Severity of your Sprain
It’s wise to have your sprain assessed so you can get the right advice and management, and to be sure that there isn’t an underling fracture. Sprains are generally categorised into grades indicating their severity (see image):
- Grade 1 Sprain – Stretching of the ligament with possible mild tearing, causing pain and inflammation. The ankle’s stability is usually intact and weight bearing is possible.
- Grade 2 Sprain – Moderate tearing to the ligament but still intact, causing pain and inflammation. Can also show signs of decreased stability and can be painful under weight-bearing.
- Grade 3 Sprain – Complete rupturing of the ligament with pain and inflammation. Ankle feels unstable and weight-bearing is usually not possible.

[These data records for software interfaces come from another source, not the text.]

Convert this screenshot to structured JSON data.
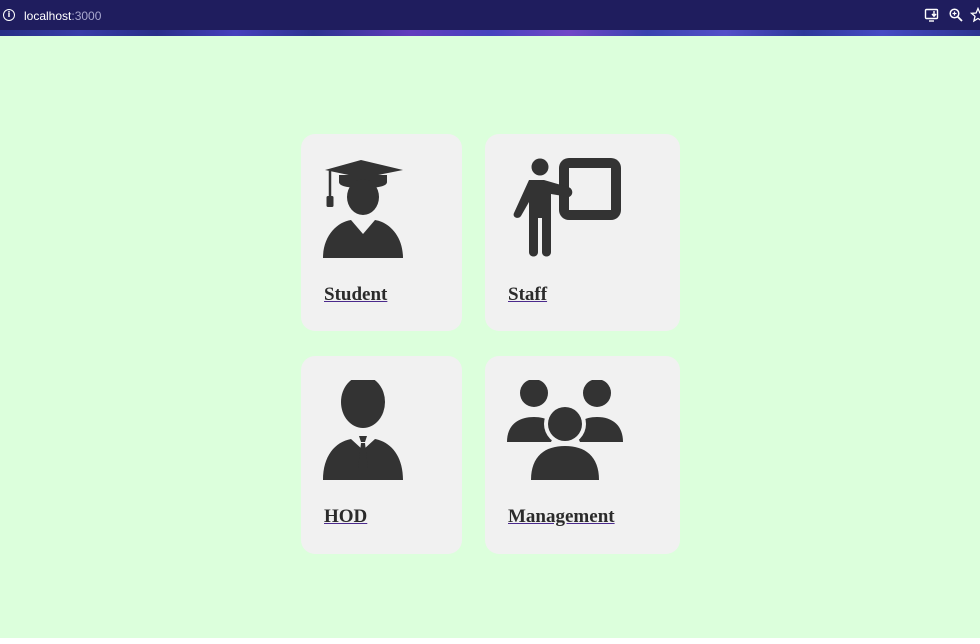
{
  "browser": {
    "url_host": "localhost",
    "url_port": ":3000",
    "icons": [
      "info-icon",
      "install-app-icon",
      "zoom-icon",
      "bookmark-star-icon"
    ]
  },
  "page": {
    "background_color": "#dcffdc",
    "card_color": "#f1f1f1",
    "icon_color": "#333333"
  },
  "roles": [
    {
      "label": "Student",
      "icon": "graduate-icon"
    },
    {
      "label": "Staff",
      "icon": "teacher-board-icon"
    },
    {
      "label": "HOD",
      "icon": "businessman-icon"
    },
    {
      "label": "Management",
      "icon": "group-icon"
    }
  ]
}
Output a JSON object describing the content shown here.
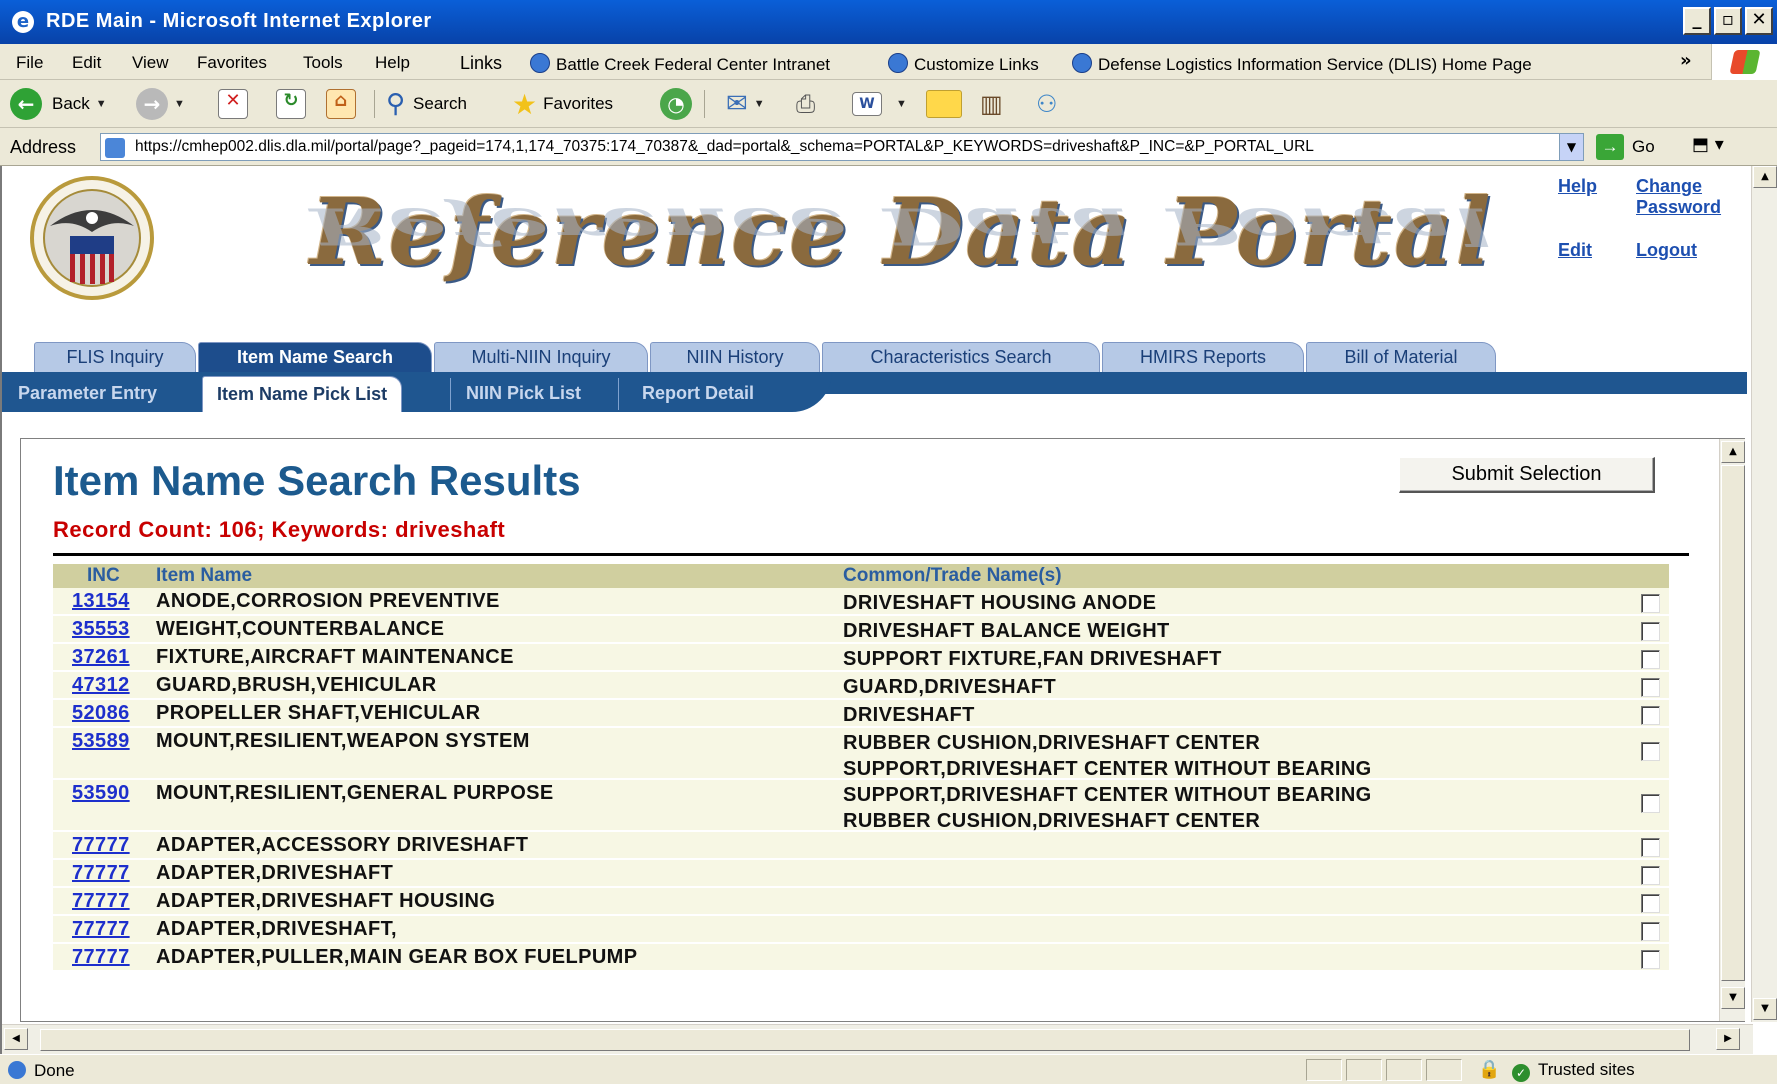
{
  "window": {
    "title": "RDE Main - Microsoft Internet Explorer",
    "minimize": "_",
    "maximize": "▫",
    "close": "✕"
  },
  "menu": {
    "items": [
      "File",
      "Edit",
      "View",
      "Favorites",
      "Tools",
      "Help"
    ],
    "links_label": "Links",
    "links": [
      "Battle Creek Federal Center Intranet",
      "Customize Links",
      "Defense Logistics Information Service (DLIS) Home Page"
    ],
    "more": "»"
  },
  "toolbar": {
    "back": "Back",
    "search": "Search",
    "favorites": "Favorites"
  },
  "address": {
    "label": "Address",
    "url": "https://cmhep002.dlis.dla.mil/portal/page?_pageid=174,1,174_70375:174_70387&_dad=portal&_schema=PORTAL&P_KEYWORDS=driveshaft&P_INC=&P_PORTAL_URL",
    "go": "Go"
  },
  "portal": {
    "banner": "Reference Data Portal",
    "links": {
      "help": "Help",
      "change_password": "Change Password",
      "edit": "Edit",
      "logout": "Logout"
    },
    "tabs": [
      "FLIS Inquiry",
      "Item Name Search",
      "Multi-NIIN Inquiry",
      "NIIN History",
      "Characteristics Search",
      "HMIRS Reports",
      "Bill of Material"
    ],
    "active_tab": "Item Name Search",
    "subtabs": [
      "Parameter Entry",
      "Item Name Pick List",
      "NIIN Pick List",
      "Report Detail"
    ],
    "active_subtab": "Item Name Pick List"
  },
  "results": {
    "title": "Item Name Search Results",
    "record_line": "Record Count: 106;  Keywords: driveshaft",
    "submit_label": "Submit Selection",
    "columns": {
      "inc": "INC",
      "item_name": "Item Name",
      "trade_name": "Common/Trade Name(s)"
    },
    "rows": [
      {
        "inc": "13154",
        "name": "ANODE,CORROSION PREVENTIVE",
        "trade": [
          "DRIVESHAFT HOUSING ANODE"
        ]
      },
      {
        "inc": "35553",
        "name": "WEIGHT,COUNTERBALANCE",
        "trade": [
          "DRIVESHAFT BALANCE WEIGHT"
        ]
      },
      {
        "inc": "37261",
        "name": "FIXTURE,AIRCRAFT MAINTENANCE",
        "trade": [
          "SUPPORT FIXTURE,FAN DRIVESHAFT"
        ]
      },
      {
        "inc": "47312",
        "name": "GUARD,BRUSH,VEHICULAR",
        "trade": [
          "GUARD,DRIVESHAFT"
        ]
      },
      {
        "inc": "52086",
        "name": "PROPELLER SHAFT,VEHICULAR",
        "trade": [
          "DRIVESHAFT"
        ]
      },
      {
        "inc": "53589",
        "name": "MOUNT,RESILIENT,WEAPON SYSTEM",
        "trade": [
          "RUBBER CUSHION,DRIVESHAFT CENTER",
          "SUPPORT,DRIVESHAFT CENTER WITHOUT BEARING"
        ]
      },
      {
        "inc": "53590",
        "name": "MOUNT,RESILIENT,GENERAL PURPOSE",
        "trade": [
          "SUPPORT,DRIVESHAFT CENTER WITHOUT BEARING",
          "RUBBER CUSHION,DRIVESHAFT CENTER"
        ]
      },
      {
        "inc": "77777",
        "name": "ADAPTER,ACCESSORY DRIVESHAFT",
        "trade": []
      },
      {
        "inc": "77777",
        "name": "ADAPTER,DRIVESHAFT",
        "trade": []
      },
      {
        "inc": "77777",
        "name": "ADAPTER,DRIVESHAFT HOUSING",
        "trade": []
      },
      {
        "inc": "77777",
        "name": "ADAPTER,DRIVESHAFT,",
        "trade": []
      },
      {
        "inc": "77777",
        "name": "ADAPTER,PULLER,MAIN GEAR BOX FUELPUMP",
        "trade": []
      }
    ]
  },
  "status": {
    "text": "Done",
    "zone": "Trusted sites"
  },
  "colors": {
    "title_blue": "#1c5a8e",
    "record_red": "#c80000",
    "tab_active": "#1d4d8c",
    "row_bg": "#f7f7e4",
    "header_bg": "#d0cf9f"
  }
}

Ankle Sprain Recovery
As one may expect the recovery times for an ankle sprain are dependent upon the severity/grade of the sprain. A persons health and own self-help also impact the recovery.
Although it is wise to have your ankle assessed to determine the level of injury, initial advice P.R.I.C.E is generally safe and beneficial in the initial period after injury.
- Protection – Protect the area from further re-injury.
- Rest – Rest the ankle, allowing the ankle to heal without re-aggravation
- Ice – Cool the inflamed area to decrease local inflammation and promote healing. Ice for up to 10 minutes every two to three hours, with ice pack wrapped in tea towel.
- Compression – Use compression bandage to limit swelling.
- Elevation – Keep the ankle elevated to limit swelling.
PRICE advice focuses on working with your body’s inflammatory response by limiting inflammation and is considered sound first aid advice.
Intervention and Rehabilitation Stage
Research in this area has highlighted good support for early intervention and rehabilitation in the recovery of ligament injuries. However, this will depend on the degree of injury and your bodies recovery rate. Movement and exercises can be introduced to help your body naturally repair and strengthen the injured ligament.
After a ligament injury, changes in the ligament’s stretch receptors can occur causing a change in your body’s positional sense for that joint. This sense is actually part of your body’s neurological system and is called proprioception. If you have sprained an ankle in the past, you may have noticed that you’re more likely to go over the same ankle again, this could be due to proprioceptive changes in the joint, or instability in the ligaments.
Balance exercises can be introduced to help retrain your body’s proprioceptive ability and help strengthen the joint under stress. Long-term, this will aid full recovery and help prevent a re-occurrence in the future.